Internet privacy is always a major concern for adults, but it’s an even bigger concern for those with young kids. In the United States, the Children’s Online Privacy Protection Act (COPPA) requires sites to gain parental consent before personal data can be collected on kids under 13, and prevents that data from being shared with third parties. But a new report from the international Global Privacy Enforcement Network (GPEN), published by the U.K.’s ICO information rights body, suggests that a number of popular websites and apps aimed at children may be falling way short when it comes to their responsibility to protect kids’ information.
Specifically, GPEN examined 1,494 websites and apps from around the globe with a significant following among children. Two-thirds of these sites and apps collected kids’ personal information, though only 31% had controls that limit the collection of this data. Further, 23% of these sites allow kids to upload photos and videos and 22% ask kids to give their phone number.
“Particularly concerning was that many organizations whose sites/apps were clearly popular with children simply claimed in their privacy notices that they were not intended for children, and then implemented no further controls to protect against the collection of personal data from the children who would inevitably access the app or site,” the ICO notes.
There are a few steps that you, as a parent, can take to keep your kids’ personal information protected. Limit kids' web logins to sites that provide parental dashboards. For younger kids, the ICO recommends you also look for sites with pre-made avatars and limited chat options (like pre-set phrases). And make sure your kids use a browser with parental controls (like Chrome) and make yourself familiar with its settings – the GPEN report found that many sites popular with kids often contain links to other, less-kid-friendly sites.
You can read more about the GPEN report at the ICO website.

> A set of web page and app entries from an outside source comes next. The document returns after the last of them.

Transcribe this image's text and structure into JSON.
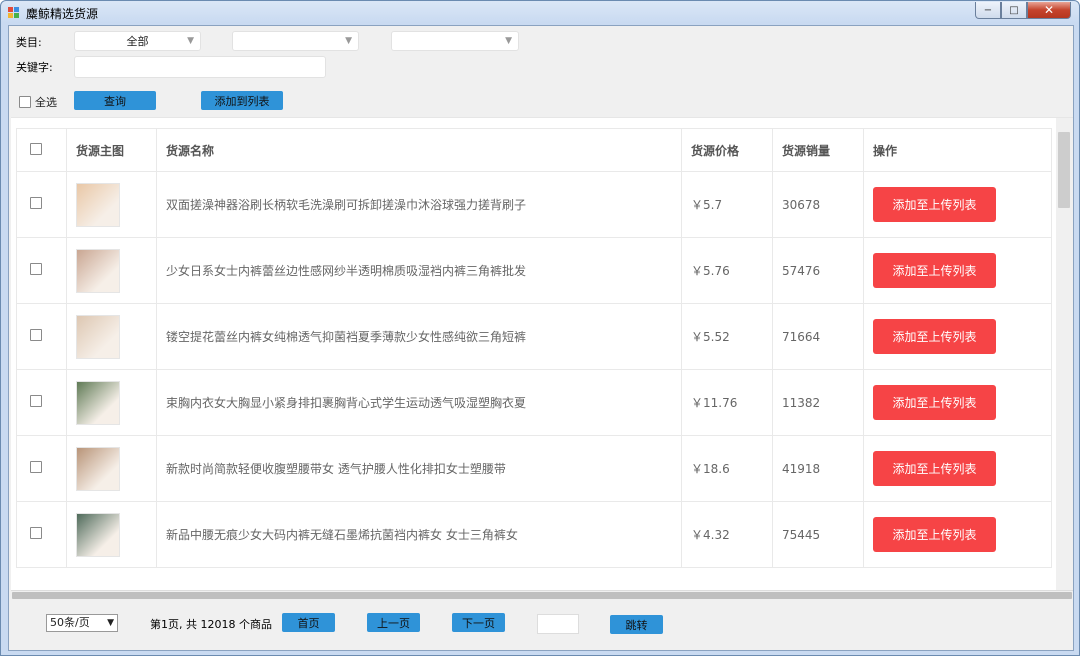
{
  "window": {
    "title": "麋鲸精选货源",
    "minimize_label": "−",
    "maximize_label": "□",
    "close_label": "✕"
  },
  "filters": {
    "category_label": "类目:",
    "category_value": "全部",
    "category2_value": "",
    "category3_value": "",
    "keyword_label": "关键字:",
    "keyword_value": "",
    "select_all_label": "全选",
    "query_button": "查询",
    "add_to_list_button": "添加到列表"
  },
  "table": {
    "headers": [
      "货源主图",
      "货源名称",
      "货源价格",
      "货源销量",
      "操作"
    ],
    "action_label": "添加至上传列表",
    "rows": [
      {
        "name": "双面搓澡神器浴刷长柄软毛洗澡刷可拆卸搓澡巾沐浴球强力搓背刷子",
        "price": "￥5.7",
        "sales": "30678",
        "thumb_color": "#e9c7a6"
      },
      {
        "name": "少女日系女士内裤蕾丝边性感网纱半透明棉质吸湿裆内裤三角裤批发",
        "price": "￥5.76",
        "sales": "57476",
        "thumb_color": "#c9a692"
      },
      {
        "name": "镂空提花蕾丝内裤女纯棉透气抑菌裆夏季薄款少女性感纯欲三角短裤",
        "price": "￥5.52",
        "sales": "71664",
        "thumb_color": "#ddc7b2"
      },
      {
        "name": "束胸内衣女大胸显小紧身排扣裹胸背心式学生运动透气吸湿塑胸衣夏",
        "price": "￥11.76",
        "sales": "11382",
        "thumb_color": "#5f7a55"
      },
      {
        "name": "新款时尚简款轻便收腹塑腰带女 透气护腰人性化排扣女士塑腰带",
        "price": "￥18.6",
        "sales": "41918",
        "thumb_color": "#b89478"
      },
      {
        "name": "新品中腰无痕少女大码内裤无缝石墨烯抗菌裆内裤女 女士三角裤女",
        "price": "￥4.32",
        "sales": "75445",
        "thumb_color": "#4e6a5a"
      }
    ]
  },
  "pagination": {
    "page_size": "50条/页",
    "info": "第1页, 共 12018 个商品",
    "first": "首页",
    "prev": "上一页",
    "next": "下一页",
    "jump_value": "",
    "jump": "跳转"
  },
  "colors": {
    "accent_blue": "#2f93d8",
    "action_red": "#f64446"
  }
}
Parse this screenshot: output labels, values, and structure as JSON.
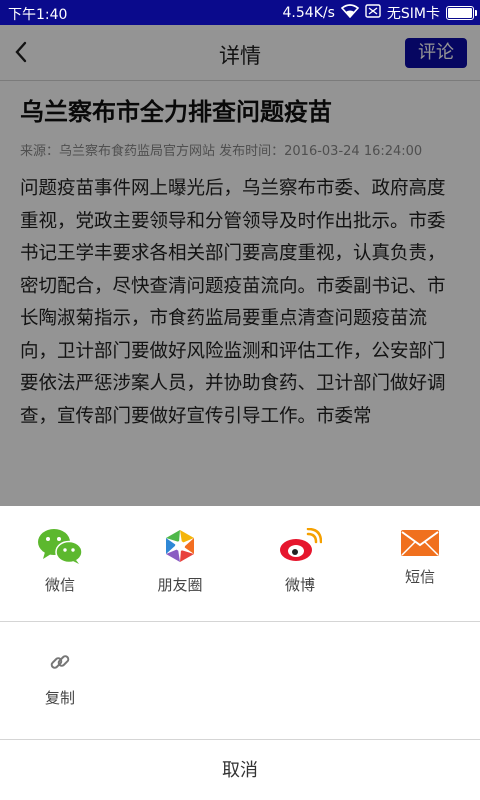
{
  "status_bar": {
    "time": "下午1:40",
    "speed": "4.54K/s",
    "sim": "无SIM卡",
    "battery_level": 1.0
  },
  "app_bar": {
    "title": "详情",
    "comment_label": "评论",
    "back_icon": "chevron-left-icon"
  },
  "article": {
    "title": "乌兰察布市全力排查问题疫苗",
    "meta": "来源：乌兰察布食药监局官方网站 发布时间：2016-03-24 16:24:00",
    "body": "问题疫苗事件网上曝光后，乌兰察布市委、政府高度重视，党政主要领导和分管领导及时作出批示。市委书记王学丰要求各相关部门要高度重视，认真负责，密切配合，尽快查清问题疫苗流向。市委副书记、市长陶淑菊指示，市食药监局要重点清查问题疫苗流向，卫计部门要做好风险监测和评估工作，公安部门要依法严惩涉案人员，并协助食药、卫计部门做好调查，宣传部门要做好宣传引导工作。市委常"
  },
  "share_sheet": {
    "items": [
      {
        "label": "微信",
        "icon": "wechat-icon"
      },
      {
        "label": "朋友圈",
        "icon": "moments-icon"
      },
      {
        "label": "微博",
        "icon": "weibo-icon"
      },
      {
        "label": "短信",
        "icon": "sms-icon"
      }
    ],
    "copy_label": "复制",
    "copy_icon": "link-icon",
    "cancel_label": "取消"
  },
  "colors": {
    "status_bar": "#0a0a8c",
    "comment_button": "#0b0ba8",
    "wechat_green": "#5cb82e",
    "weibo_red": "#e6162d",
    "sms_orange": "#f0701e"
  }
}
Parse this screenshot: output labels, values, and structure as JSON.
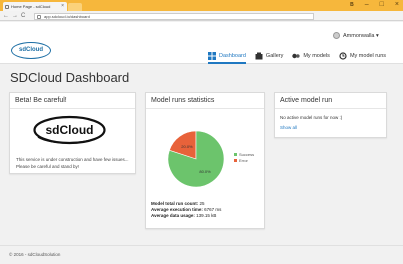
{
  "browser": {
    "tab_title": "Home Page - sdCloud",
    "tab_close": "×",
    "url": "app.sdcloud.io/dashboard",
    "window_controls": [
      "B",
      "–",
      "□",
      "×"
    ],
    "nav_icons": [
      "←",
      "→",
      "C",
      "⌂"
    ],
    "extension_colors": [
      "#c9a227",
      "#4a7dbf",
      "#3a9a3a",
      "#d9534f",
      "#888888"
    ]
  },
  "header": {
    "logo_text": "sdCloud",
    "user_name": "Ammonwalla ▾",
    "nav": [
      {
        "label": "Dashboard",
        "icon": "dashboard-icon",
        "active": true
      },
      {
        "label": "Gallery",
        "icon": "gallery-icon",
        "active": false
      },
      {
        "label": "My models",
        "icon": "models-icon",
        "active": false
      },
      {
        "label": "My model runs",
        "icon": "history-icon",
        "active": false
      }
    ]
  },
  "page": {
    "title": "SDCloud Dashboard"
  },
  "beta_card": {
    "title": "Beta! Be careful!",
    "logo_text": "sdCloud",
    "message": "This service is under construction and have few issues... Please be careful and stand by!"
  },
  "stats_card": {
    "title": "Model runs statistics",
    "total_label": "Model total run count:",
    "total_value": "25",
    "avg_time_label": "Average execution time:",
    "avg_time_value": "6767 ms",
    "avg_data_label": "Average data usage:",
    "avg_data_value": "139.15 kB"
  },
  "chart_data": {
    "type": "pie",
    "series": [
      {
        "name": "Success",
        "value": 80.0,
        "label": "80.0%",
        "color": "#6cc46c"
      },
      {
        "name": "Error",
        "value": 20.0,
        "label": "20.0%",
        "color": "#e8623a"
      }
    ]
  },
  "active_card": {
    "title": "Active model run",
    "empty_text": "No active model runs for now :)",
    "show_all": "Show all"
  },
  "footer": {
    "text": "© 2016 - sdCloudSolution"
  },
  "colors": {
    "accent": "#1f78c1",
    "browser_bar": "#f6b73c"
  }
}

For more on the topic of online safety, check out these four ways to keep kids safe online.
[Young girl on laptop via Shutterstock]